    This following is a good article that's related to this.

    http://blog.adw.org/2010/10/holiness-is-more-than-being-nice/

    "Too many Christians have substituted niceness for holiness"
  • This is very sad.

    image

    The queen of spain refused to kneel and accept communion on the tongue.

    Lower Case intentional.
  • It is obvious that she does not believe she is receiving the actual Body of Christ. How sad. Her predecessors were so devout!
  • Adam WoodAdam Wood
    Posts: 6,423
    Is everyone else in the picture kneeling?
    Or is Her Majesty exceptionally tall?
  • So we should not be surprised when we hear the official hymn of WYD in spain?

    http://www.madrid11.com/en
  • Mr. Wood

    During a parochial school Mass, I was excited when I noticed the grade one students kneeling, until I realized that they were simply short!
  • Maureen
    Posts: 671
    She was up on a platform with her husband, because it's an ancient privilege of the Spanish monarchs to have Communion brought to their seating area.

    We ran over this yesterday at Father Z's. Those who saw the complete footage basically seem to think that she got confused and awkwardly did the wrong thing, especially since the cameras were rolling hard but Spanish media never film the royal family receiving Communion on grounds that it's an intimate moment. She knelt before the Pope to receive his blessing later, so it's not like she has anything against kneeling. And nobody in the royal family wore their mantillas, because the protocol for this visit was that all of them wear modern business dress. They wear mantillas with gowns and such. Nobody non-Spanish seems to know why it was modern-dress-only, but it probably was some political statement by the Spanish government that they had to go along with. That alone may have made the poor queen feel awkward.

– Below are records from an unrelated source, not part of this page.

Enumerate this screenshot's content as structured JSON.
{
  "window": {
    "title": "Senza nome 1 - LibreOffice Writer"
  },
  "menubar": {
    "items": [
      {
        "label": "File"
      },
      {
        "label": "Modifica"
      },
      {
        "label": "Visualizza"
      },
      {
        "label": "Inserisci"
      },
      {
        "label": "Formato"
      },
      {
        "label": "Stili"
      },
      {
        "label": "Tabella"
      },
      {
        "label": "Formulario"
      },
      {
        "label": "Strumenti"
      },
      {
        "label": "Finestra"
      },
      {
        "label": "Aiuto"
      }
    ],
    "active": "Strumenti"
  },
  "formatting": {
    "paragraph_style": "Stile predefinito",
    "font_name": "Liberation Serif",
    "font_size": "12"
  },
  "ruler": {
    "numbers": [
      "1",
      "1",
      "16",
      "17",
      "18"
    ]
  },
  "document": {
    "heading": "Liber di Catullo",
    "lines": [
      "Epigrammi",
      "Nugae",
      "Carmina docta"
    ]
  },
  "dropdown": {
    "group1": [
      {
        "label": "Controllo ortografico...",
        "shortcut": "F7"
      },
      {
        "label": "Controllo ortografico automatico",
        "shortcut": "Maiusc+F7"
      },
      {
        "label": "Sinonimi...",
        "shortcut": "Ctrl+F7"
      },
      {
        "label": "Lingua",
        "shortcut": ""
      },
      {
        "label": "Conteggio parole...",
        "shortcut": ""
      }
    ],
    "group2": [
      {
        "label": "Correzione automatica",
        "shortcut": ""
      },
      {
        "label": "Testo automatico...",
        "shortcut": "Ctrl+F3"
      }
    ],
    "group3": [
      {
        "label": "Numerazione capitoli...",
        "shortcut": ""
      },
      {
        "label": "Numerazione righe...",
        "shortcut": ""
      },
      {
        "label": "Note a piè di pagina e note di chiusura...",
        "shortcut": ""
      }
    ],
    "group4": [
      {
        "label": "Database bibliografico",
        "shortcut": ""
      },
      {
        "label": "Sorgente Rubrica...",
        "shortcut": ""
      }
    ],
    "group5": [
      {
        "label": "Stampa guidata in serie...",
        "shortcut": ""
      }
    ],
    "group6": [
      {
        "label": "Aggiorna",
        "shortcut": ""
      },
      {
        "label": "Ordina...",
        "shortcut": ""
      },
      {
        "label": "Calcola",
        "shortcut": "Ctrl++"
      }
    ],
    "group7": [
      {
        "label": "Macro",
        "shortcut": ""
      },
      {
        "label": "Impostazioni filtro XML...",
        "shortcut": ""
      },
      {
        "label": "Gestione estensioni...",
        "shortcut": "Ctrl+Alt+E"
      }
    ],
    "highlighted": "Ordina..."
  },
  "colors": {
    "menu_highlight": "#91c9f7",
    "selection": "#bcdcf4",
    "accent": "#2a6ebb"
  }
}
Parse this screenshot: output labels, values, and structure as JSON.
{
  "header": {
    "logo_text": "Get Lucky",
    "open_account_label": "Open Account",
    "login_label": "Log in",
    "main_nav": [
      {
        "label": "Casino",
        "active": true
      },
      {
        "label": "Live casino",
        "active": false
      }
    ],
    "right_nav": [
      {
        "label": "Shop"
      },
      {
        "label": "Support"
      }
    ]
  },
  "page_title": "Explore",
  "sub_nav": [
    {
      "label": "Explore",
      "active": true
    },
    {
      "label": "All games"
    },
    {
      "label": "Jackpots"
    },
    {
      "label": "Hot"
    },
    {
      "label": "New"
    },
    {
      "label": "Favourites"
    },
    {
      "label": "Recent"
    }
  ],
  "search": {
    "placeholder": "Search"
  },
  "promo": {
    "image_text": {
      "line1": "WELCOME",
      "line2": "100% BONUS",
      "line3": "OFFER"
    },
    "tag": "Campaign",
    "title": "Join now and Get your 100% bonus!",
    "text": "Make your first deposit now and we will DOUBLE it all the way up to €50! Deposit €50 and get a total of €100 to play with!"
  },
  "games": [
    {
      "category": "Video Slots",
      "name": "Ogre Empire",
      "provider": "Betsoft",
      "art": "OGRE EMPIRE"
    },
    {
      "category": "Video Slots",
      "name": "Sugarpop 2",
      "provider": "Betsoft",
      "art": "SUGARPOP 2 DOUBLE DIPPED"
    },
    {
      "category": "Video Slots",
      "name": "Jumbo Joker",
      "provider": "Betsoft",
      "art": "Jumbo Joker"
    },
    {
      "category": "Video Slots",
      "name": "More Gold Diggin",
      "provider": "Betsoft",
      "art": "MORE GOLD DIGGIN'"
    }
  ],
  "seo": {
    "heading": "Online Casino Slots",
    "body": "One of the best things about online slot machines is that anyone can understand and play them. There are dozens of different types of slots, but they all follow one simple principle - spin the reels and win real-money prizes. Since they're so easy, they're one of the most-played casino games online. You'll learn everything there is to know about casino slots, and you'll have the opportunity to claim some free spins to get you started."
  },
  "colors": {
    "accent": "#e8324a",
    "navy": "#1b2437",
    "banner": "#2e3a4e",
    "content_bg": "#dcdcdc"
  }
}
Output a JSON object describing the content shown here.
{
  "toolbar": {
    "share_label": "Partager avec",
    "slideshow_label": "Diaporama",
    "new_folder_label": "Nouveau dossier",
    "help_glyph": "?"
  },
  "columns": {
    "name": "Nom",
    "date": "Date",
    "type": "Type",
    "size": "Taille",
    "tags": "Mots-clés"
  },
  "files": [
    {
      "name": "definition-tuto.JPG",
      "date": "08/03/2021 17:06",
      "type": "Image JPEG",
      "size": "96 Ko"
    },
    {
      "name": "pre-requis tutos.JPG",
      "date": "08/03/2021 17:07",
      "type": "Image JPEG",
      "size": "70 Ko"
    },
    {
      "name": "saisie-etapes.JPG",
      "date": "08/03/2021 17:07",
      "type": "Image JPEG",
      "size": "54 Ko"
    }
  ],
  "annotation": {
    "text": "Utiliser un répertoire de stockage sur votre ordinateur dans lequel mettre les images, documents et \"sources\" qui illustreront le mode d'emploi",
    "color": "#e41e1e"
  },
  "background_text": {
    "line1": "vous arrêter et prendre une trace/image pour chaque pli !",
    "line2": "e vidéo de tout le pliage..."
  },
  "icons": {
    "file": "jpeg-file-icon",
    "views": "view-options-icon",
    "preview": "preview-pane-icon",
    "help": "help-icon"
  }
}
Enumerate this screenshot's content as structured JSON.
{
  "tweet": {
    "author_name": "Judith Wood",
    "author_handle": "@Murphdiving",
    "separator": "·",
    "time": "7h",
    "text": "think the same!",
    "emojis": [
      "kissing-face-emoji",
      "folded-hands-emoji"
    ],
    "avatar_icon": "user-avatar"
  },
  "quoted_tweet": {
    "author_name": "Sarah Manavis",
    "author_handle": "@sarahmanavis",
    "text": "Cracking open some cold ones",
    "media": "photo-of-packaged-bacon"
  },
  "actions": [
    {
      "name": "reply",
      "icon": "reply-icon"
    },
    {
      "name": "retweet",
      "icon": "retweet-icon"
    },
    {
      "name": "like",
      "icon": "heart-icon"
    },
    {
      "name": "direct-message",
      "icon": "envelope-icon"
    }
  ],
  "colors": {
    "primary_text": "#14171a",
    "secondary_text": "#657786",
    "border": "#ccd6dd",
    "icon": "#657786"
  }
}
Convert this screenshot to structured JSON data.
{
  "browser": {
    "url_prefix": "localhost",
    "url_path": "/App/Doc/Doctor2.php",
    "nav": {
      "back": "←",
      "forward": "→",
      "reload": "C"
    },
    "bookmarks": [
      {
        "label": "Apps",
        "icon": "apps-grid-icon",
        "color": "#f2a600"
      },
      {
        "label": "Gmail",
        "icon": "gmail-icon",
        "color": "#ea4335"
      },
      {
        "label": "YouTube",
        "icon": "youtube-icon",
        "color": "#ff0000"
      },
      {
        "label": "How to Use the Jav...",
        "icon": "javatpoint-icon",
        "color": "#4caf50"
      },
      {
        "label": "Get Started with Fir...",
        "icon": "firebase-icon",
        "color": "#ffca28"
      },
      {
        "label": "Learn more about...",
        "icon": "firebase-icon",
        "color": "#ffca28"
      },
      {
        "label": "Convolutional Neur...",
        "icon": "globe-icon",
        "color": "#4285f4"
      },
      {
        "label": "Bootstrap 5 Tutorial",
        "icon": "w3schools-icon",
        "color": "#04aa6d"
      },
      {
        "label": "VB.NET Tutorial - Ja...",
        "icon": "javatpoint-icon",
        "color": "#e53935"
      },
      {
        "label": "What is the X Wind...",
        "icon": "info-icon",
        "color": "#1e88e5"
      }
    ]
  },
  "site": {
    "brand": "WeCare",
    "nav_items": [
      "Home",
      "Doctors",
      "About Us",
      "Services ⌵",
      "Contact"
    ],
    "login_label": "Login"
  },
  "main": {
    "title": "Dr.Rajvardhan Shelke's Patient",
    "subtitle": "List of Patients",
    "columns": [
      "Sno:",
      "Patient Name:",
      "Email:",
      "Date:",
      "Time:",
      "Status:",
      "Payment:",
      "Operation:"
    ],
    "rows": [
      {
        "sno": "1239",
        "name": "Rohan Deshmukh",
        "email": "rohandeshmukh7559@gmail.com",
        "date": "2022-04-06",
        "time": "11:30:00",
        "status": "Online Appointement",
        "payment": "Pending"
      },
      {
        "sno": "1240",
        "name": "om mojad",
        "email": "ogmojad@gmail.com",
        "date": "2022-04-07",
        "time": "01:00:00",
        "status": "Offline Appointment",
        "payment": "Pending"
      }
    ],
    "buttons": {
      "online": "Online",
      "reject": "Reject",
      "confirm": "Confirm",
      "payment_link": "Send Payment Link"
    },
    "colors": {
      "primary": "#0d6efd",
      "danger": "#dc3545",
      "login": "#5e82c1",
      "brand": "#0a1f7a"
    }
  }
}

    She became the focus of all eyes because the king didn't receive Communion. Apparently he's notoriously the type to decide in the middle of Mass that he's not in a state of grace or a suitable frame of mind, and he even refrained from receiving at his father's funeral until he could hurriedly go to Confession right afterward. Which is meritorious, obviously, but also a bit hard on the queen's focus.

    I wish we'd reserve anger for people who are actively trying to torque off the Holy Father, instead of attacking little old ladies who might not be perfectly perfect.
  • The queen of a major Catholic country does not kneel for communion as you and I are expected to. That's what this is about, not attacking little old ladies.

    I'm a little confused. The rule is well known that you kneel for communion with the holy father. No one bothered to tell her? Her lady in waiting whatever failed to say, "kneel"?

    It's not anger, it is disappointment. People know when they meet Queen Elizabeth not to talk to her until she speaks to you and women are to curtsy. People who fail to do so, such as my friend Debbie Banfield who walked up to Prince Philip and grabbed his hand and shook it saying, "HI, I'm Debbie Banfield from America!" was not executed.
  • Americans do have to make that choice of deferring to local custom or retaining our insistence of not recognizing aristocracy through ritual groveling. If the queen was truly confused, I offer my apology, but it does stretch believability a bit. I have a fondness for Spain, but not for the Bourbons.